In the overall population, the median PFS with the combination of avelumab and axitinib versus sunitinib was 13.8 months and 8.4 months, respectively. Additionally, the ORR with avelumab/axitinib was 51.4% and 25.7% with sunitinib. In the combination arm, the ORR included 3 CRs and 48 PRs; 30 patients had SD and 12 patients had PD.

The FDA is expected to decide on the application in June 2019.


In head and neck squamous cell carcinoma, the FDA granted a priority review designation to a supplemental biologics license application for pembrolizumab alone or in combination with platinum and 5-fluorouracil chemotherapy as a frontline therapy for patients with recurrent or metastatic disease.

The sBLA is based on results from the phase III KEYNOTE-048 trial, in which single-agent pembrolizumab significantly improved overall survival versus standard chemotherapy in patients whose tumors expressed PD-L1 with a combined positive score at least 20 and CPS at least 1. An OS improvement was also observed with pembrolizumab plus chemotherapy in the overall population.
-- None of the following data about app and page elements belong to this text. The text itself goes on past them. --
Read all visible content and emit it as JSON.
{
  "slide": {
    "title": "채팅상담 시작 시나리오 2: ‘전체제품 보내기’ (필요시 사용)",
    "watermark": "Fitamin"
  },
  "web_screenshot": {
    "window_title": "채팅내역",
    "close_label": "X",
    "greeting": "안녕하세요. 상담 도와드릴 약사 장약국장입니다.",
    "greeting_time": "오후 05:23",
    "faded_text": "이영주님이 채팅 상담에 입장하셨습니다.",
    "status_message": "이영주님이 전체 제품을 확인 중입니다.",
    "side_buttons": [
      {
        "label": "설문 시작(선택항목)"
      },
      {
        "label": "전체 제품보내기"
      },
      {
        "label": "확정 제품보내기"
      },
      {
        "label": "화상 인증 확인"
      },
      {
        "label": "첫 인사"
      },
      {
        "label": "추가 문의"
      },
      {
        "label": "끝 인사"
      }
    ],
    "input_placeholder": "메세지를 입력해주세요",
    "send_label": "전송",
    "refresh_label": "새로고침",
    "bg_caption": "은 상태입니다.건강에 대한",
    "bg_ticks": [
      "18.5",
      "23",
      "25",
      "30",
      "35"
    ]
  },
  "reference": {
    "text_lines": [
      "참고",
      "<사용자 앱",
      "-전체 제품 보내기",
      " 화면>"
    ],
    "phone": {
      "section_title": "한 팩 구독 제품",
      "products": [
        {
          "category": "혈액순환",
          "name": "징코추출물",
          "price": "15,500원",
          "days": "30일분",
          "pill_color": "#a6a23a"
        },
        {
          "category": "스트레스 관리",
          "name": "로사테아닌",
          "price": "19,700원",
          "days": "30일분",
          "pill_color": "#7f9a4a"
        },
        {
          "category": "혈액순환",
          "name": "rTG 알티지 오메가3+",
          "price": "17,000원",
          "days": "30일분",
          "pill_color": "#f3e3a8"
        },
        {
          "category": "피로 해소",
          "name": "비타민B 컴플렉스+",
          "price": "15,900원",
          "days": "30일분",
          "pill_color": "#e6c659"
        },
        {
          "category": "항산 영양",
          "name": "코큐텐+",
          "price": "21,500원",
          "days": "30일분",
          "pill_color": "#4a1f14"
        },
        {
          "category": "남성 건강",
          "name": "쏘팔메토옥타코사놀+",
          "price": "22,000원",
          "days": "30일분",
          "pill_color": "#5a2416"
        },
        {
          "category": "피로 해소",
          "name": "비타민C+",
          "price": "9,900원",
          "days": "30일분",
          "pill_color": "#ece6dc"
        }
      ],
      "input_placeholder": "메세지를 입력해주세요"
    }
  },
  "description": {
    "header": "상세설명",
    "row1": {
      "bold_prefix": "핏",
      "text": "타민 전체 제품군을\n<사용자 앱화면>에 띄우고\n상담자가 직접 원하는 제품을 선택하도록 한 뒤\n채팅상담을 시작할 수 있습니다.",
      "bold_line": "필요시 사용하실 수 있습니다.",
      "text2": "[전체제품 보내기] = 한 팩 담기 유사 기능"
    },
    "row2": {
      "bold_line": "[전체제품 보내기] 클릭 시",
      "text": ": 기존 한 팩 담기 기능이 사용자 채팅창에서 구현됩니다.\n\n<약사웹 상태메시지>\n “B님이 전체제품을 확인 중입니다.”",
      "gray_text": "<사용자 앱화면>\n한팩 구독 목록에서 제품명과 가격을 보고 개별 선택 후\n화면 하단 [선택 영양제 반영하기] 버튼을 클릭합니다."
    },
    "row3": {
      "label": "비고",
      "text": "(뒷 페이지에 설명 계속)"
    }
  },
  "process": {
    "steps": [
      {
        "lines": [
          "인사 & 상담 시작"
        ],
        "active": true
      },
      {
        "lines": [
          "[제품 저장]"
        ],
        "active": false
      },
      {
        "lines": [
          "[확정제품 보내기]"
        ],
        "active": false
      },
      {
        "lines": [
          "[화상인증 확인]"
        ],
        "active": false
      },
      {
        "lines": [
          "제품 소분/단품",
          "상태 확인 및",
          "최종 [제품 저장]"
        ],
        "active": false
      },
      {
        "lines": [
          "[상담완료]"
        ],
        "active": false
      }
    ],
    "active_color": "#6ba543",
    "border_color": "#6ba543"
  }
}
Moreover, the objective response rates were 23.3% and 36.1% with pembrolizumab and standard therapy, respectively; however, the median DOR was longer with the PD-1 inhibitor at 20.9 months versus 4.5 months.

Under the Prescription Drug User Fee Act, the FDA will decide on the sBLA by June 10, 2019.

Additionally, KEYNOTE-048 is the confirmatory trial for the phase Ib KEYNOTE-012 trial, which was the basis for the accelerated approval in August 2016 for single-agent pembrolizumab for the treatment of patients with recurrent or metastatic HNSCC with disease progression on or after platinum-containing chemotherapy.


The FDA has scheduled an Oncologic Drugs Advisory Committee hearing for February 26, 2019, to discuss a new drug application for selinexor in combination with dexamethasone for the treatment of patients with penta-refractory multiple myeloma.

The NDA was submitted for an accelerated approval for patients who have received at least 3 prior lines of therapy and whose disease is refractory to at least 1 proteasome inhibitor, 1 immunomodulatory agent, and 1 CD38-targeted antibody, and to their most recent treatment. The agency granted a priority review designation to the NDA in October 2018.

Under the Prescription Drug User Fee Date, the FDA must make a decision on the approval by April 6, 2019. Karyopharm, the developer of selinexor, also submitted a marketing authorization application to the European Medicines Agency for conditional approval for the same indication.

The application is based on findings from the multicenter phase IIb STORM study, which demonstrated that the combination of selinexor and dexamethasone elicited a 26.2% overall response rate and an 8.6-month median overall survival.


In graft-versus-host disease, the FDA has added 3 months to the review period for a supplemental new drug application for ruxolitinib for the treatment of patients with acute disease who have had an inadequate response to corticosteroids. This makes the new action date May 24, 2019.

The extension will allow ample time for the FDA to review additional data the agency requested from Incyte, the manufacturer of the JAK1/JAK2 inhibitor ruxolitinib. The sNDA, which previously received a priority review, is based on results from the pivotal phase II REACH1 trial. Here, ruxolitinib combined with corticosteroids induced an overall response rate of 55% at day 28 in patients with steroid-refractory aGVHD, which met the primary endpoint of the study.

Additionally, 52 patients had a response at any time point in the study, translating to a best ORR of 73%.

The FDA granted a breakthrough therapy designation to ruxolitinib in June 2016 for the treatment of patients with aGVHD.


This week, we sat down with Dr Scott Kopetz, of the The University of Texas MD Anderson Cancer Center, discusses combining BRAF, MEK, and EGFR inhibition in metastatic colorectal cancer.

That’s all for today.

Thank you for watching OncLive News Network! I’m Gina Columbus.